↓

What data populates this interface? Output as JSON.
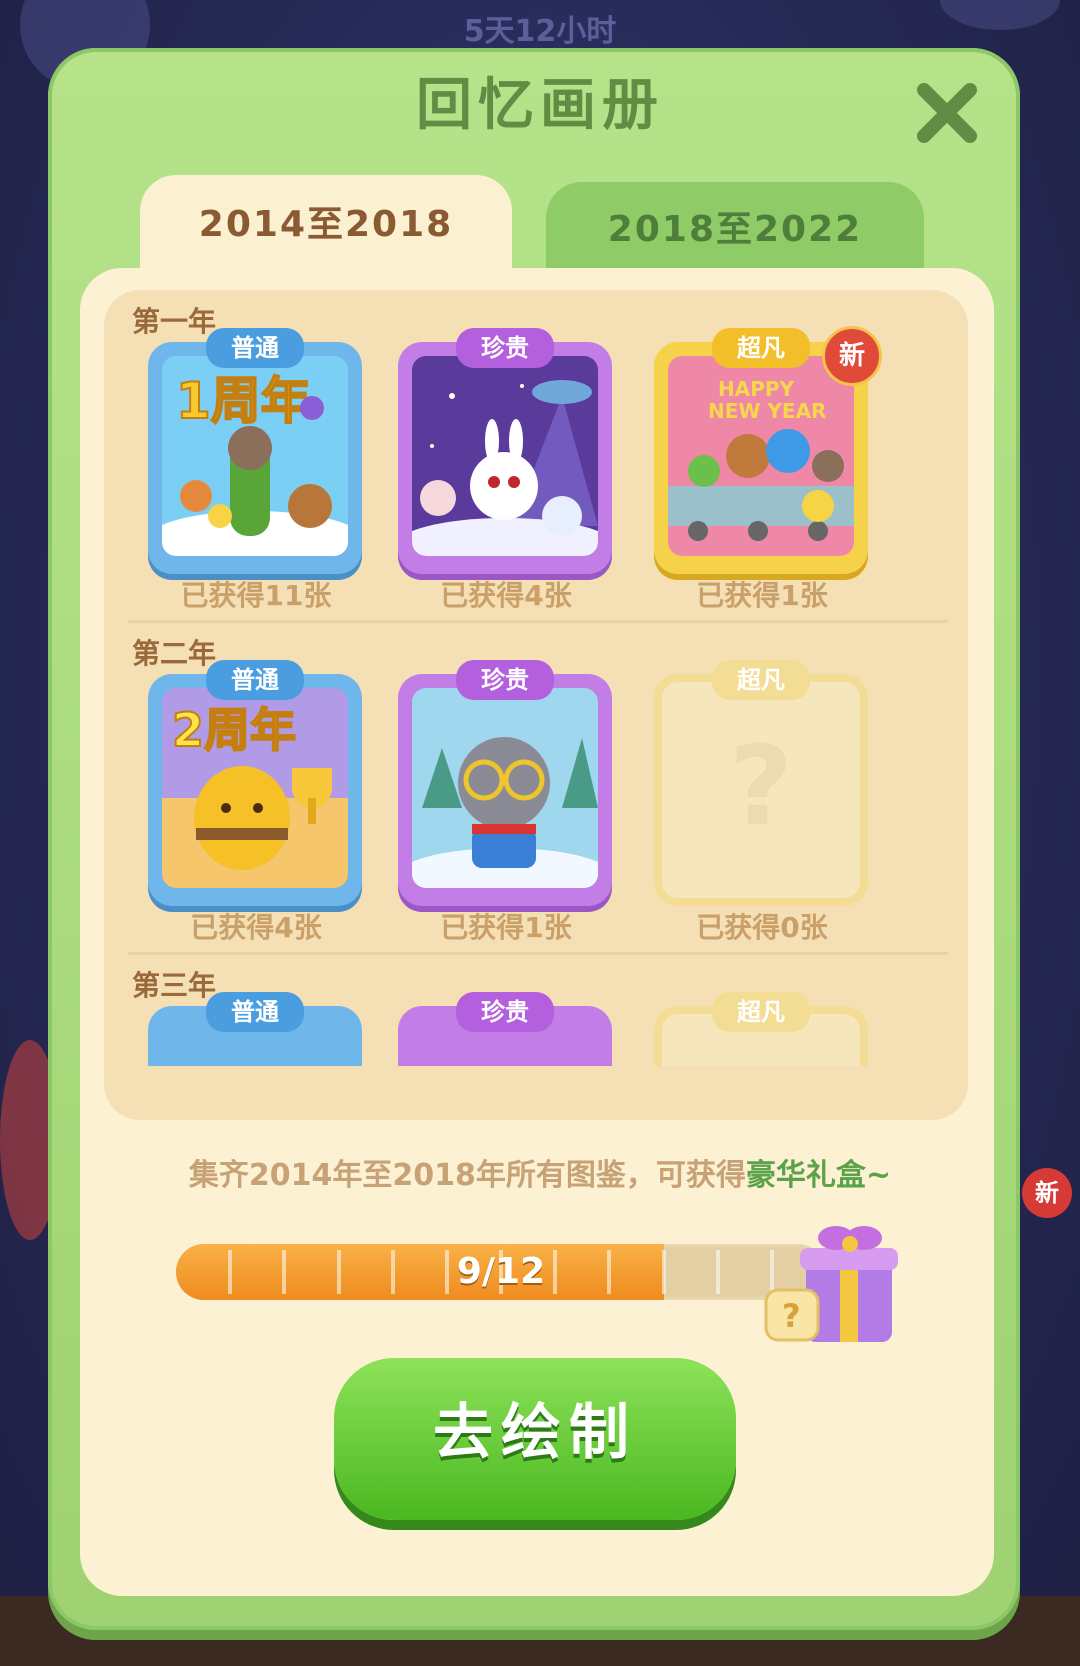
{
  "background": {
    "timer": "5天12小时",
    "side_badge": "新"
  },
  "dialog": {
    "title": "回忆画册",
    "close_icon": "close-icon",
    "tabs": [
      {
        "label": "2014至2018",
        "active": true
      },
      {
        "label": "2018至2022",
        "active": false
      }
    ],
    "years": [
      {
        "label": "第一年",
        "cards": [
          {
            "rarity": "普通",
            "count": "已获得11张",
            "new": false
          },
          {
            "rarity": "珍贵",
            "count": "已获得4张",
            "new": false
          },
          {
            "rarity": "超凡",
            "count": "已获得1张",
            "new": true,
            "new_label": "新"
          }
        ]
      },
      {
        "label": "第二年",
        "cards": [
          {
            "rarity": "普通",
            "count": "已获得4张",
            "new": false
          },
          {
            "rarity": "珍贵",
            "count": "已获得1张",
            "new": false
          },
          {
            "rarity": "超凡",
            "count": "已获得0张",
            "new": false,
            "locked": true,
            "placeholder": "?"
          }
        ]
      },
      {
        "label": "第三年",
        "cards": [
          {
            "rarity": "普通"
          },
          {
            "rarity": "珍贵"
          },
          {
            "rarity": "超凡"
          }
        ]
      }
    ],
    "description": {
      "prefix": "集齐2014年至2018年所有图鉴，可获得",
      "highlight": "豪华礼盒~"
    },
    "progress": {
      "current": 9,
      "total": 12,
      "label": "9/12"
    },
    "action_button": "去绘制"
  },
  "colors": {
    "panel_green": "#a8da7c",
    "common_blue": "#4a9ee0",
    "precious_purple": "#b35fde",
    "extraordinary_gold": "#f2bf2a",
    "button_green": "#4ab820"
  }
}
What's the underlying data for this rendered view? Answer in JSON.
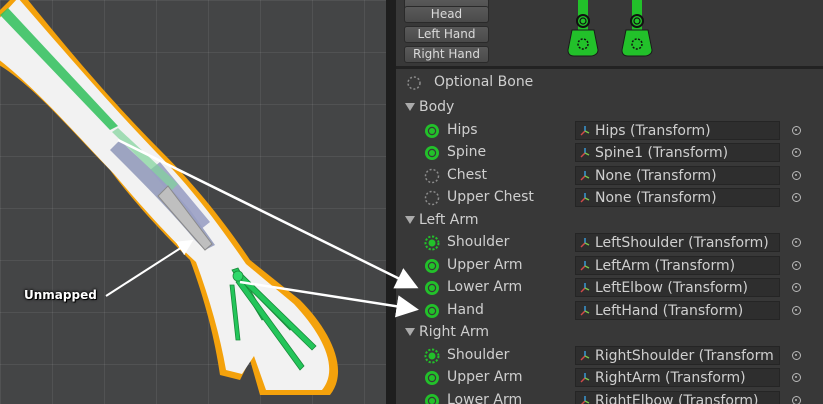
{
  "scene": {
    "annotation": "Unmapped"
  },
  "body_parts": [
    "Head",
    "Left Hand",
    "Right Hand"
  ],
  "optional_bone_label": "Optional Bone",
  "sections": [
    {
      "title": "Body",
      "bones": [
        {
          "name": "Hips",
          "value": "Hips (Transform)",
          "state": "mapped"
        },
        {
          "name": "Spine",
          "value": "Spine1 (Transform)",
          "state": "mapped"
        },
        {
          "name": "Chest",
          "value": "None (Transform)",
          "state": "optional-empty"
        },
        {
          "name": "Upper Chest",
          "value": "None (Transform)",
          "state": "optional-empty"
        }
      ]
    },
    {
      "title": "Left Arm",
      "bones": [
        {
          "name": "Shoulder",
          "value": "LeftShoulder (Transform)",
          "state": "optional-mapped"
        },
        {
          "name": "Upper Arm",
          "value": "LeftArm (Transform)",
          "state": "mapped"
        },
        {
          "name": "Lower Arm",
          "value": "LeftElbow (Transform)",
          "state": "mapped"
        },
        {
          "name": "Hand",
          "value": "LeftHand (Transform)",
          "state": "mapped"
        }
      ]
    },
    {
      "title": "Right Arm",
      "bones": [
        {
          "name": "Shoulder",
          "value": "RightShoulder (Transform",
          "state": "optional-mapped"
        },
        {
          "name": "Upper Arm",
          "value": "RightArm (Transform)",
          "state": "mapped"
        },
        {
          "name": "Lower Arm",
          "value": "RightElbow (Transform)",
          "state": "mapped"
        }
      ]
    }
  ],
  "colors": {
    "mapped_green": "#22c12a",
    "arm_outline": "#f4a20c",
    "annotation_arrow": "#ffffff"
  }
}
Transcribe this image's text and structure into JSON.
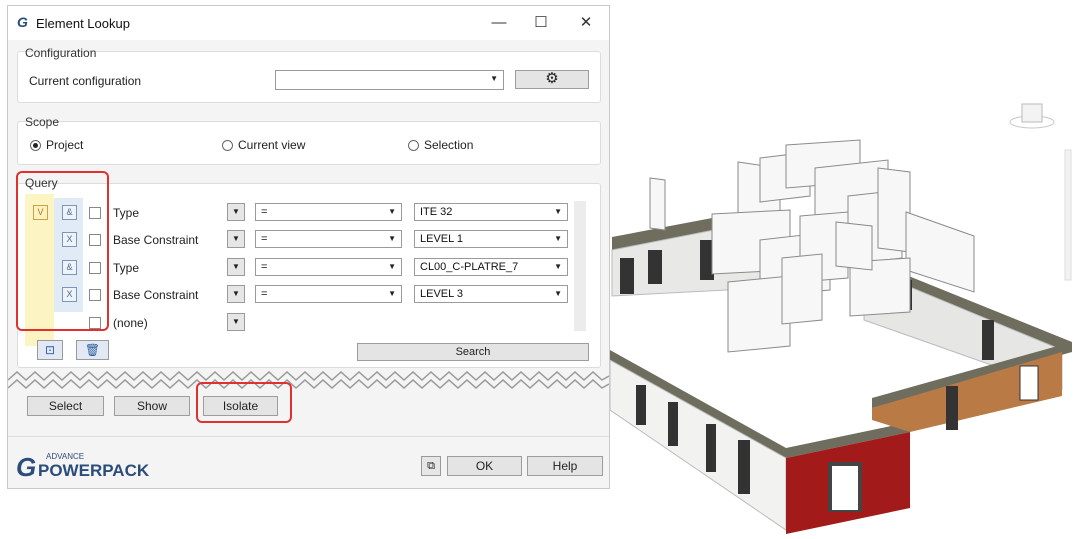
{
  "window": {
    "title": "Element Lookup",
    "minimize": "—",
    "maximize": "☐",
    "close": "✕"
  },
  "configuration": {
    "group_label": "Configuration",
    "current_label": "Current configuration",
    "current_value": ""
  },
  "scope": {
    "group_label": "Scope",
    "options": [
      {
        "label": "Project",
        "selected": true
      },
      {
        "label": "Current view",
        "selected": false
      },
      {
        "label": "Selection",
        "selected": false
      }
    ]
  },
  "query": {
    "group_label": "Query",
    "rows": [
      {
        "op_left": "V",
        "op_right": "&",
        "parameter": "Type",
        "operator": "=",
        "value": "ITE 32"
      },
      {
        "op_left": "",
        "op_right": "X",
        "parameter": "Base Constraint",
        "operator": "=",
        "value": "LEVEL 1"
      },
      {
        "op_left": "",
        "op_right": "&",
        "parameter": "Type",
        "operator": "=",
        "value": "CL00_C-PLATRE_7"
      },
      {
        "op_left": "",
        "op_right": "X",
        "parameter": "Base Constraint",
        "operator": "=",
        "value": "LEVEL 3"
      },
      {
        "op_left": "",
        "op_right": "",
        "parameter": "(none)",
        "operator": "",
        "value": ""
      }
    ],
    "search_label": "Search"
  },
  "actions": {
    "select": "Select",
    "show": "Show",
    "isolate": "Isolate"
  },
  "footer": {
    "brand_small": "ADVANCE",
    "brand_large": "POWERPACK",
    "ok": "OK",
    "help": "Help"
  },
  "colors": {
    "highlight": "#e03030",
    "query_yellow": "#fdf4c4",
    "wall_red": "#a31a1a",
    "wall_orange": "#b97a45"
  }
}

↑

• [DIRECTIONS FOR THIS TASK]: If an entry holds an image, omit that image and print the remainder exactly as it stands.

• [FINISHED TASK]:
What data populates this interface? Output as JSON.
{
  "background": {
    "timer": "5天12小时",
    "side_badge": "新"
  },
  "dialog": {
    "title": "回忆画册",
    "close_icon": "close-icon",
    "tabs": [
      {
        "label": "2014至2018",
        "active": true
      },
      {
        "label": "2018至2022",
        "active": false
      }
    ],
    "years": [
      {
        "label": "第一年",
        "cards": [
          {
            "rarity": "普通",
            "count": "已获得11张",
            "new": false
          },
          {
            "rarity": "珍贵",
            "count": "已获得4张",
            "new": false
          },
          {
            "rarity": "超凡",
            "count": "已获得1张",
            "new": true,
            "new_label": "新"
          }
        ]
      },
      {
        "label": "第二年",
        "cards": [
          {
            "rarity": "普通",
            "count": "已获得4张",
            "new": false
          },
          {
            "rarity": "珍贵",
            "count": "已获得1张",
            "new": false
          },
          {
            "rarity": "超凡",
            "count": "已获得0张",
            "new": false,
            "locked": true,
            "placeholder": "?"
          }
        ]
      },
      {
        "label": "第三年",
        "cards": [
          {
            "rarity": "普通"
          },
          {
            "rarity": "珍贵"
          },
          {
            "rarity": "超凡"
          }
        ]
      }
    ],
    "description": {
      "prefix": "集齐2014年至2018年所有图鉴，可获得",
      "highlight": "豪华礼盒~"
    },
    "progress": {
      "current": 9,
      "total": 12,
      "label": "9/12"
    },
    "action_button": "去绘制"
  },
  "colors": {
    "panel_green": "#a8da7c",
    "common_blue": "#4a9ee0",
    "precious_purple": "#b35fde",
    "extraordinary_gold": "#f2bf2a",
    "button_green": "#4ab820"
  }
}
What's the underlying data for this rendered view? Answer in JSON.
{
  "scene": {
    "annotation": "Unmapped"
  },
  "body_parts": [
    "Head",
    "Left Hand",
    "Right Hand"
  ],
  "optional_bone_label": "Optional Bone",
  "sections": [
    {
      "title": "Body",
      "bones": [
        {
          "name": "Hips",
          "value": "Hips (Transform)",
          "state": "mapped"
        },
        {
          "name": "Spine",
          "value": "Spine1 (Transform)",
          "state": "mapped"
        },
        {
          "name": "Chest",
          "value": "None (Transform)",
          "state": "optional-empty"
        },
        {
          "name": "Upper Chest",
          "value": "None (Transform)",
          "state": "optional-empty"
        }
      ]
    },
    {
      "title": "Left Arm",
      "bones": [
        {
          "name": "Shoulder",
          "value": "LeftShoulder (Transform)",
          "state": "optional-mapped"
        },
        {
          "name": "Upper Arm",
          "value": "LeftArm (Transform)",
          "state": "mapped"
        },
        {
          "name": "Lower Arm",
          "value": "LeftElbow (Transform)",
          "state": "mapped"
        },
        {
          "name": "Hand",
          "value": "LeftHand (Transform)",
          "state": "mapped"
        }
      ]
    },
    {
      "title": "Right Arm",
      "bones": [
        {
          "name": "Shoulder",
          "value": "RightShoulder (Transform",
          "state": "optional-mapped"
        },
        {
          "name": "Upper Arm",
          "value": "RightArm (Transform)",
          "state": "mapped"
        },
        {
          "name": "Lower Arm",
          "value": "RightElbow (Transform)",
          "state": "mapped"
        }
      ]
    }
  ],
  "colors": {
    "mapped_green": "#22c12a",
    "arm_outline": "#f4a20c",
    "annotation_arrow": "#ffffff"
  }
}
Transcribe this image's text and structure into JSON.
{
  "window": {
    "title": "Element Lookup",
    "minimize": "—",
    "maximize": "☐",
    "close": "✕"
  },
  "configuration": {
    "group_label": "Configuration",
    "current_label": "Current configuration",
    "current_value": ""
  },
  "scope": {
    "group_label": "Scope",
    "options": [
      {
        "label": "Project",
        "selected": true
      },
      {
        "label": "Current view",
        "selected": false
      },
      {
        "label": "Selection",
        "selected": false
      }
    ]
  },
  "query": {
    "group_label": "Query",
    "rows": [
      {
        "op_left": "V",
        "op_right": "&",
        "parameter": "Type",
        "operator": "=",
        "value": "ITE 32"
      },
      {
        "op_left": "",
        "op_right": "X",
        "parameter": "Base Constraint",
        "operator": "=",
        "value": "LEVEL 1"
      },
      {
        "op_left": "",
        "op_right": "&",
        "parameter": "Type",
        "operator": "=",
        "value": "CL00_C-PLATRE_7"
      },
      {
        "op_left": "",
        "op_right": "X",
        "parameter": "Base Constraint",
        "operator": "=",
        "value": "LEVEL 3"
      },
      {
        "op_left": "",
        "op_right": "",
        "parameter": "(none)",
        "operator": "",
        "value": ""
      }
    ],
    "search_label": "Search"
  },
  "actions": {
    "select": "Select",
    "show": "Show",
    "isolate": "Isolate"
  },
  "footer": {
    "brand_small": "ADVANCE",
    "brand_large": "POWERPACK",
    "ok": "OK",
    "help": "Help"
  },
  "colors": {
    "highlight": "#e03030",
    "query_yellow": "#fdf4c4",
    "wall_red": "#a31a1a",
    "wall_orange": "#b97a45"
  }
}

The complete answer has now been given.